* WORK TASK *
Retype the entries word for word, leaving nothing out.

▬▬▬

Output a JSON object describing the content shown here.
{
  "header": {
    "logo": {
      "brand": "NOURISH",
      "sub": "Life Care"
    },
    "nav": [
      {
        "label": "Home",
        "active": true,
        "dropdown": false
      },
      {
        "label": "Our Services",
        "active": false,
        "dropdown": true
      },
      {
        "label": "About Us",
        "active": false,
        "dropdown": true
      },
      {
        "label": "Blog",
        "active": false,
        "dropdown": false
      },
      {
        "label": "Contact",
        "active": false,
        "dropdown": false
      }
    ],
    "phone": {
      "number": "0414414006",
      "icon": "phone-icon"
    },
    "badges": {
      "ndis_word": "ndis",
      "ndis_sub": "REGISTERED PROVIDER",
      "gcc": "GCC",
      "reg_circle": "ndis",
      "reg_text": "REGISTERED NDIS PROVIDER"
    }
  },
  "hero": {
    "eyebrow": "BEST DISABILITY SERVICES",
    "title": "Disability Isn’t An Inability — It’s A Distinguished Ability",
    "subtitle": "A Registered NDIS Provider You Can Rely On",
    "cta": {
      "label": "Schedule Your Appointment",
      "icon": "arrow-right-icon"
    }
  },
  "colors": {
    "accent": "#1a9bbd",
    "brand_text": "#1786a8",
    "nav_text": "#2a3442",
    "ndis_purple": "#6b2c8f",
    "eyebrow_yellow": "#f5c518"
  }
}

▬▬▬

* WRITTEN ANSWER *
Output a JSON object describing the content shown here.
{
  "header": {
    "logo": {
      "brand": "NOURISH",
      "sub": "Life Care"
    },
    "nav": [
      {
        "label": "Home",
        "active": true,
        "dropdown": false
      },
      {
        "label": "Our Services",
        "active": false,
        "dropdown": true
      },
      {
        "label": "About Us",
        "active": false,
        "dropdown": true
      },
      {
        "label": "Blog",
        "active": false,
        "dropdown": false
      },
      {
        "label": "Contact",
        "active": false,
        "dropdown": false
      }
    ],
    "phone": {
      "number": "0414414006",
      "icon": "phone-icon"
    },
    "badges": {
      "ndis_word": "ndis",
      "ndis_sub": "REGISTERED PROVIDER",
      "gcc": "GCC",
      "reg_circle": "ndis",
      "reg_text": "REGISTERED NDIS PROVIDER"
    }
  },
  "hero": {
    "eyebrow": "BEST DISABILITY SERVICES",
    "title": "Disability Isn’t An Inability — It’s A Distinguished Ability",
    "subtitle": "A Registered NDIS Provider You Can Rely On",
    "cta": {
      "label": "Schedule Your Appointment",
      "icon": "arrow-right-icon"
    }
  },
  "colors": {
    "accent": "#1a9bbd",
    "brand_text": "#1786a8",
    "nav_text": "#2a3442",
    "ndis_purple": "#6b2c8f",
    "eyebrow_yellow": "#f5c518"
  }
}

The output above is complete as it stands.